2.10 Colour versus line
Rubens versus Poussin, colour versus line – these were the polarities around which much debate in France had been structured since the late seventeenth century, when the Royal Academy of Painting had been founded. The defence of line or contour had been linked with idealisation and the idea of absolute, perfect beauty derived from drawing skills based on observation of antique statuary. Colour had been associated with the emotive and the sensual and given less status: it satisfied the eye rather than the mind. This polarity was, of course, artificial. Most artists were concerned with both colour and line. It was therefore often a matter of perceived priorities.

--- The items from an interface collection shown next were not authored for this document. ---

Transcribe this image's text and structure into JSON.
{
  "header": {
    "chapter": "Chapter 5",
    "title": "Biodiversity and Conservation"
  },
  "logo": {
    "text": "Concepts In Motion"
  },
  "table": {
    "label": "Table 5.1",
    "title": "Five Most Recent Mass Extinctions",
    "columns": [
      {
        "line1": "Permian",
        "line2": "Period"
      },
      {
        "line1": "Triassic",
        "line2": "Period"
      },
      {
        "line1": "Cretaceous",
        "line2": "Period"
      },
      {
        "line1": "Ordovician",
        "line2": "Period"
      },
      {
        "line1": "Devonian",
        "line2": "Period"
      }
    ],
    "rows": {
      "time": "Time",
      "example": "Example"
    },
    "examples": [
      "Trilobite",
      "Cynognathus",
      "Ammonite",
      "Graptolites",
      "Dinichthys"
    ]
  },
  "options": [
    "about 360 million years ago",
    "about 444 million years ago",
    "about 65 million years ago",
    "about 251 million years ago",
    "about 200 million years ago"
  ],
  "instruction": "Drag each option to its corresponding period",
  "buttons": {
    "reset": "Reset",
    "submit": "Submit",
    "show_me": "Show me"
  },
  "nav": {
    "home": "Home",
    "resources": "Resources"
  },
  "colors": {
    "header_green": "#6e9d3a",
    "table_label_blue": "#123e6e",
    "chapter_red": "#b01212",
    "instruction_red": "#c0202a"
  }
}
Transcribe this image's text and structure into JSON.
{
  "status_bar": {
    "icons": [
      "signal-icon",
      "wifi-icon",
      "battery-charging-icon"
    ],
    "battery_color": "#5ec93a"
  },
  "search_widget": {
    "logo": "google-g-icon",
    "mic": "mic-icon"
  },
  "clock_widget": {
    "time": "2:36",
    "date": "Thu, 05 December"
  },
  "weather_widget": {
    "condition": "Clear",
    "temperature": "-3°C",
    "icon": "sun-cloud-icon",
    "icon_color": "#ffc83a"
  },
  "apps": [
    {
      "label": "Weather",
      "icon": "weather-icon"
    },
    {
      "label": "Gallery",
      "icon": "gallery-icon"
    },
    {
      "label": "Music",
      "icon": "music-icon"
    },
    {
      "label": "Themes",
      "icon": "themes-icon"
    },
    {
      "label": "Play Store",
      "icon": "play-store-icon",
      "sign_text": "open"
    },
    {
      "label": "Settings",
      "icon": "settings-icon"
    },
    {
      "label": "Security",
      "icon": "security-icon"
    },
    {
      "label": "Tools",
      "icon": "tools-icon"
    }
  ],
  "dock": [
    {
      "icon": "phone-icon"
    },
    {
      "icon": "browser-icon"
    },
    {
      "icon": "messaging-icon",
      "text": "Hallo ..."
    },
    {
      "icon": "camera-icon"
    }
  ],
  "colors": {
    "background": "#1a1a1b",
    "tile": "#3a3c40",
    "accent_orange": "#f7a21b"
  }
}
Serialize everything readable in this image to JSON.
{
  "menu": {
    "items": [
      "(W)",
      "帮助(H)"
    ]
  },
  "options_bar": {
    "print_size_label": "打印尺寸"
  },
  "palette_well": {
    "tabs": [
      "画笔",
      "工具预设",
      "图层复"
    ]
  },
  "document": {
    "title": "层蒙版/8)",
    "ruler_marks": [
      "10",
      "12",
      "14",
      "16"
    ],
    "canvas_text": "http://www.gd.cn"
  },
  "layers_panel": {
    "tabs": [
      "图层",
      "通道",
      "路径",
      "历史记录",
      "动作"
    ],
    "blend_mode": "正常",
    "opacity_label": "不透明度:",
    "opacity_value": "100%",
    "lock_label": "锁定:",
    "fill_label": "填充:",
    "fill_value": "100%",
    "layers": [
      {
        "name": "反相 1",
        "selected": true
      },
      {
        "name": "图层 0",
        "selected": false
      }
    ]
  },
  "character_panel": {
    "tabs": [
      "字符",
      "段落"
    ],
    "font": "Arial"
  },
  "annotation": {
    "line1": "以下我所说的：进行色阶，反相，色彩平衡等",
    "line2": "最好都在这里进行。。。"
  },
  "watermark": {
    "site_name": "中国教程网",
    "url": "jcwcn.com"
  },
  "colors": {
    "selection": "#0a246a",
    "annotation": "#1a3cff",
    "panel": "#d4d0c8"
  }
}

An article in the review L’Artiste of 1832 anticipated the Delacroix-Ingres polarity that would become well established from 1834 onwards:
It’s the battle between antique and modern genius. M. Ingres belongs in many respects to the heroic age of the Greeks; he is perhaps more of a sculptor than a painter; he occupies himself exclusively with line and form, purposefully neglecting animation and colour … M. Delacroix, in contrast, wilfully sacrifices the rigours of drawing to the demands of the drama he depicts; his manner, less chaste and reserved, more ardent and animated, emphasizes the brilliance of colour over the purity of line.
(Quoted in Carrington Shelton, 2000, pp.731–2)